Data section.
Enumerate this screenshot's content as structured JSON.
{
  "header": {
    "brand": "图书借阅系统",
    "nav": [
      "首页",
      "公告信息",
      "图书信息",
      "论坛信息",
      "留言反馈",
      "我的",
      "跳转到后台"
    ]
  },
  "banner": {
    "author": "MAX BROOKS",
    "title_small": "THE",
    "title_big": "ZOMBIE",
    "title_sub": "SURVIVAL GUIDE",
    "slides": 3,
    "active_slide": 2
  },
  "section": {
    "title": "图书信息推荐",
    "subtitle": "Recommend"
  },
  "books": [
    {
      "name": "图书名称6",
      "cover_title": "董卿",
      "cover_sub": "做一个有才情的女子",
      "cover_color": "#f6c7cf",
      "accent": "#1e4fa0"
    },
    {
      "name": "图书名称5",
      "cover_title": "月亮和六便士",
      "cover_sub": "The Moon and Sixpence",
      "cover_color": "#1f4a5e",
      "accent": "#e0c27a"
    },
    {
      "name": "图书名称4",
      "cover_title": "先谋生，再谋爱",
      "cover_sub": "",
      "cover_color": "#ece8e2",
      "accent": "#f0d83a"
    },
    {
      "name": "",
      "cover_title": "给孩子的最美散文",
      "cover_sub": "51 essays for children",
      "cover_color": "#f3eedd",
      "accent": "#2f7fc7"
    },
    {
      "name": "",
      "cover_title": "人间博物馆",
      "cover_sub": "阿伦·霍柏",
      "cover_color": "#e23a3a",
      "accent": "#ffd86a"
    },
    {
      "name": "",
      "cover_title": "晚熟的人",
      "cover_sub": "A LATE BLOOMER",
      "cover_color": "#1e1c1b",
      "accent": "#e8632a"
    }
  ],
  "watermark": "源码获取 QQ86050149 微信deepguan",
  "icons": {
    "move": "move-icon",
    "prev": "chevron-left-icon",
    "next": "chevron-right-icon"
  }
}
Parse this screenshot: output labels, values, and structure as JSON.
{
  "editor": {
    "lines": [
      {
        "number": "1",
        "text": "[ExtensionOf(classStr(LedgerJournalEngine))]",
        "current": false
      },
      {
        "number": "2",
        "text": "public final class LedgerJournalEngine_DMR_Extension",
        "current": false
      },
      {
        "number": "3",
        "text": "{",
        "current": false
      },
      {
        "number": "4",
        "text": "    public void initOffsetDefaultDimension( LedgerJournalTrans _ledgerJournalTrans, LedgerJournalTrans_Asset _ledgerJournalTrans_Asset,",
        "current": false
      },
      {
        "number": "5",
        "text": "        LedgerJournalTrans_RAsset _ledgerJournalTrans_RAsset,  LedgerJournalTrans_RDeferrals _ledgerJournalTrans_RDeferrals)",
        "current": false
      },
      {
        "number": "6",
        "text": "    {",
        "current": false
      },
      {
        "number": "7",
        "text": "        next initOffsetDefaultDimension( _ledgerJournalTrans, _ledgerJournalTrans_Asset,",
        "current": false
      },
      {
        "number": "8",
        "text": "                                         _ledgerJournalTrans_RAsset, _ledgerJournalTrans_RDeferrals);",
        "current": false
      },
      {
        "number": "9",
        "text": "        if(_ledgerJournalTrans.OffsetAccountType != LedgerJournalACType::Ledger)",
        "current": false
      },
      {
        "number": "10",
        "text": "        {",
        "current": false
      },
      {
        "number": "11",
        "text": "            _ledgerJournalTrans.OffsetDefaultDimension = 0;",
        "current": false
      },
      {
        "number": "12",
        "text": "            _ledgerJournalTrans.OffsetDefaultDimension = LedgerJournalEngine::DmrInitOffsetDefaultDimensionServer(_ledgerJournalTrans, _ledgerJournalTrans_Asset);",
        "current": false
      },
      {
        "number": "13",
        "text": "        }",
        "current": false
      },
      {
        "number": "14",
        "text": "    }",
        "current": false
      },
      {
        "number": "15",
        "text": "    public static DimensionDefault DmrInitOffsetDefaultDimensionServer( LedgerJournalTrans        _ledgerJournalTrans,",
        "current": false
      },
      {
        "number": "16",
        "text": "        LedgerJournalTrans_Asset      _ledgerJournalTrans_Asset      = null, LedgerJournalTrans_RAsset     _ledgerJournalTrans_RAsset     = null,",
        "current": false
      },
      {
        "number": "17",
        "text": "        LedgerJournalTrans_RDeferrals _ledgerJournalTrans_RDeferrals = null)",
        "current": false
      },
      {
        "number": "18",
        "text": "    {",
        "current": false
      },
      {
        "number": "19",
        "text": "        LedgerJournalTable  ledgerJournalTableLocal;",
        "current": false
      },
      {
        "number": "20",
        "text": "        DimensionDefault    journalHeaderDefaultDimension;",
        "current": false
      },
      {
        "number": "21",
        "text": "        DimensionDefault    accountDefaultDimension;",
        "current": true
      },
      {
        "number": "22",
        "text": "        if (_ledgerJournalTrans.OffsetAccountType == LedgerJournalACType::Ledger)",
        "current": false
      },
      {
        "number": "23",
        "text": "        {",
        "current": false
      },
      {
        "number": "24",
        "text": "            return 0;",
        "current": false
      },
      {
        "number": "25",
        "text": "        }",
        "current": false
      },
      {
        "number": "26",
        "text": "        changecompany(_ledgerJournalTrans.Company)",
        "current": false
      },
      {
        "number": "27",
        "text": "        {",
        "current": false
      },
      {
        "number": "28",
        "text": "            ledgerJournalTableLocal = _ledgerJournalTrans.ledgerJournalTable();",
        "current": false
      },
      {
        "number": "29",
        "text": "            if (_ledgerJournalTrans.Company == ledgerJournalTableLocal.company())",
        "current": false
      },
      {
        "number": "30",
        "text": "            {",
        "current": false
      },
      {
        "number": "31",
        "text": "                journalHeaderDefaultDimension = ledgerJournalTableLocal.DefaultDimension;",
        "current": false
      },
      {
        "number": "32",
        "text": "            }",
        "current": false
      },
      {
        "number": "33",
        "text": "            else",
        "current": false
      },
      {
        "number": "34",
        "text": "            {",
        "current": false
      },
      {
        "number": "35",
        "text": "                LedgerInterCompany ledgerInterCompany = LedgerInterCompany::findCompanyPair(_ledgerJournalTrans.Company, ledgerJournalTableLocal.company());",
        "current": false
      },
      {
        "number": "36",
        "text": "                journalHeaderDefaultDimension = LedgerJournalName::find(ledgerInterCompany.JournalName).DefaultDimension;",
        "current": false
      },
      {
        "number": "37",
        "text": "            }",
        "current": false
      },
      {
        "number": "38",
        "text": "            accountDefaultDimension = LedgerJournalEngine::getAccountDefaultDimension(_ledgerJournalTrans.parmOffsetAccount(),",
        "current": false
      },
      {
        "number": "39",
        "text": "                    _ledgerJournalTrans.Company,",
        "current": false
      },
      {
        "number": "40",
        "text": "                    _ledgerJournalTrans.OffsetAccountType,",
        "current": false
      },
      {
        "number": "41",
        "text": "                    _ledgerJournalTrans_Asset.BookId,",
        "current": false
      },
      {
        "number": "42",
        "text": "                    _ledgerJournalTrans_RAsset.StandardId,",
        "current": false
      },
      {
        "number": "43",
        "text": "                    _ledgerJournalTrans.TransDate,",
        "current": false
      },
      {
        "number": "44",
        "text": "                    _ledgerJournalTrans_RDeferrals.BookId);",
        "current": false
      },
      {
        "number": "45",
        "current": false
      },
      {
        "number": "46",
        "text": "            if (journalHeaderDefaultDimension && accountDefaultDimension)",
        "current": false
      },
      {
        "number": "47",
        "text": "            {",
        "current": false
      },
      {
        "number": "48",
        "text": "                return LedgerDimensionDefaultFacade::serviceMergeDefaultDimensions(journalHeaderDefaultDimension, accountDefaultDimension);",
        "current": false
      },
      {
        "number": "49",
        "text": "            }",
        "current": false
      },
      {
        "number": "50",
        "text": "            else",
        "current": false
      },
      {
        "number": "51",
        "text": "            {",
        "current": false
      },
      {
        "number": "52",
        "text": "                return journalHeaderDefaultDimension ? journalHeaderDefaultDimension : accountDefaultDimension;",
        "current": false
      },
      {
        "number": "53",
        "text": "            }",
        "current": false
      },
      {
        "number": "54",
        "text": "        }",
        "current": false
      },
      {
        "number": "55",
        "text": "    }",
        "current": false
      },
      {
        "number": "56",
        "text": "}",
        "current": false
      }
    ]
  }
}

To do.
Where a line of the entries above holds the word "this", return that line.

Answer box.
Enumerate this screenshot's content as structured JSON.
Parse this screenshot: output labels, values, and structure as JSON.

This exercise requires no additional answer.